He also fails to mention that many of those employing the term “Israel-firster” are deeply concerned about Israel’s future and about regional stability, and are no different from members of the Israeli peace camp – not to mention that some of them are Jewish themselves.

Or

He also fails to mention that many of those employing the term “Food stamp President” are deeply concerned about America’s future and about social and economic stability, and are no different from members of the Nation of Islam – not to mention that some of them are black themselves, e.g. Clarence Thomas, Michael Steele, Herman Cain, and Alan West.

That some people who consider themselves progressive do not cringe with embarrassment and shame at the incoherence of these ideas and arguments, or, in the case of those like Greenwald, at the depths to which they plunge in their animus toward Israel, would be startling if not for the twentieth century history that records these depths before.

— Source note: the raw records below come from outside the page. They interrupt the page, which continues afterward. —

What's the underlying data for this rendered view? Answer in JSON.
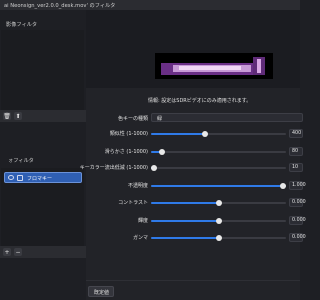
{
  "window": {
    "title": "ai Neonsign_ver2.0.0_desk.mov' のフィルタ"
  },
  "left": {
    "effect_filters_label": "影像フィルタ",
    "audio_filters_label": "ォフィルタ",
    "selected_filter": "フロマキー",
    "toolbar_icons": [
      "trash-icon",
      "up-arrow-icon"
    ]
  },
  "info": "情報: 設定はSDRビデオにのみ適用されます。",
  "properties": {
    "key_color_type_label": "色キーの種類",
    "key_color_type_value": "緑",
    "sliders": [
      {
        "label": "類似性 (1-1000)",
        "value": "400",
        "fraction": 0.4
      },
      {
        "label": "滑らかさ (1-1000)",
        "value": "80",
        "fraction": 0.08
      },
      {
        "label": "キーカラー流出低減 (1-1000)",
        "value": "10",
        "fraction": 0.01
      },
      {
        "label": "不透明度",
        "value": "1.000",
        "fraction": 1.0
      },
      {
        "label": "コントラスト",
        "value": "0.000",
        "fraction": 0.5
      },
      {
        "label": "輝度",
        "value": "0.000",
        "fraction": 0.5
      },
      {
        "label": "ガンマ",
        "value": "0.000",
        "fraction": 0.5
      }
    ]
  },
  "buttons": {
    "defaults": "既定値"
  },
  "colors": {
    "accent": "#2f7ae8",
    "selection": "#2f5fb3"
  }
}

It is always so, though, that misguided, even hateful political manifestations will be betrayed in their nature by the figures who most publically represent them. So when we consider Greenwald’s malign questioning of Goldberg’s loyalty on the basis of an oath he might have made over twenty years ago, we need to consider it in the following final light.

When Glenn Greenwald began blogging in 2005, he espoused opinions about illegal immigration that would not be admired or popular among his current fan base. He has been challenged about these views a sufficient number of times to have posted an explanatory update at his original blog, Unclaimed Territory, six years later. His explanation?

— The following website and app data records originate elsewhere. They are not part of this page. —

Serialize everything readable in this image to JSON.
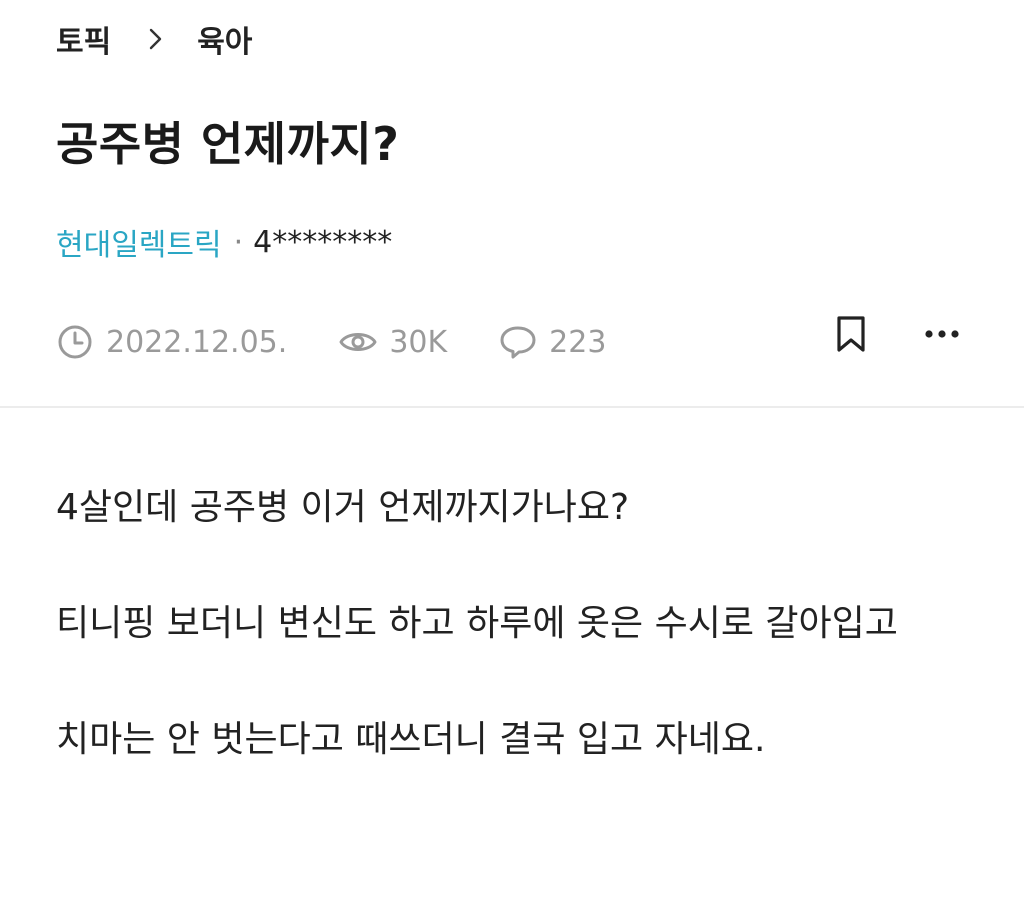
{
  "breadcrumb": {
    "items": [
      "토픽",
      "육아"
    ]
  },
  "post": {
    "title": "공주병 언제까지?",
    "company": "현대일렉트릭",
    "separator": "·",
    "user": "4********",
    "date": "2022.12.05.",
    "views": "30K",
    "comments": "223",
    "paragraphs": [
      "4살인데 공주병 이거 언제까지가나요?",
      "티니핑 보더니 변신도 하고 하루에 옷은 수시로 갈아입고",
      "치마는 안 벗는다고 때쓰더니 결국 입고 자네요."
    ]
  },
  "icons": {
    "breadcrumb_separator": "chevron-right-icon",
    "date": "clock-icon",
    "views": "eye-icon",
    "comments": "speech-bubble-icon",
    "bookmark": "bookmark-icon",
    "more": "more-horizontal-icon"
  },
  "colors": {
    "company": "#2aa6c4",
    "meta": "#9a9a9a",
    "text": "#222222",
    "divider": "#ececec"
  }
}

This post was written in 2005, one month after I began blogging. It was recently dug up by some Obama cultists trying to discredit my criticisms of the President ….

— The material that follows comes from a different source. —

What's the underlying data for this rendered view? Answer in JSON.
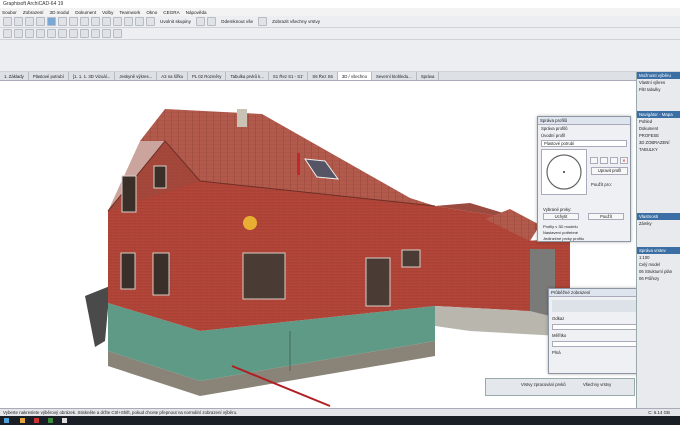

That was a 6 yrs ago: 3 weeks after I began blogging, when I had zero readers. I’ve discussed many times before how there were many uninformed things I believed back then, before I focused on politics full-time – due to uncritically ingesting conventional wisdom, propaganda, etc. 

Six years is not a very long time in the intellectual life of a 44 year old man. For Glenn Greenwald and Mitt Romney, however, it is sufficient time to reverse most of their previously, and apparently not very reliably, conceived political views, and to now scorn those who believe some of what they once did, including, for both men, ironically, Barack Obama. Six years is sufficient time for Greenwald to expect not to be held accountable for his views. In contrast, for Greenwald, the twenty-two years since Jeffrey Goldberg may have taken an oath that Greenwald thinks damning is no barrier to setting Goldberg up for a smear of disloyalty (IsraelFirster) based upon it.

To repeat and clarify: criticisms are based on evidence analyzed and subjected to judgment. A smear is unsubstantiated. The anti-Semitic history of the term “Israel Firster” has been clearly laid out by numerous sources. The disloyalty (IsraelFirster) of no one of significance or party to this debate has been substantiated, only malignly alleged in the hope that the accusation will stick.

These critics of Israel could easily back away from the expression and continue to make their case about Israel-Palestine on the basis of the merits they can gather. That they do not, that they aggressively reassert their claim to the term “Israel-Firster,” – rationalizing it in the face of all evidence – and attack those who object to it – casting themselves as victims (rather like Rick Perry’s and Newt Gingrich’s “war on Christianity) – clearly reflects their likeness to their mirrored opposites. These critics defend their use of the term because they believe that this time it is true. They believe that this time there really are divided loyalties, there really is a cadre of Jews exercising excessive, secretive power while aggressively attempting to suppress any exposure of it. And like all their reactionary forebears (like every GOP reactionary today who plays the card of nationalist loyalty) they forget that the belief they cling to is the belief to which purveyors of anti-Semitic tropes of Jewish power always hold fast – it’s the essential marker of the tradition – that what they believe is true.

And this is the belief, like a ball that is chained to the ankle, drawing one down to the depths, by which they will be known.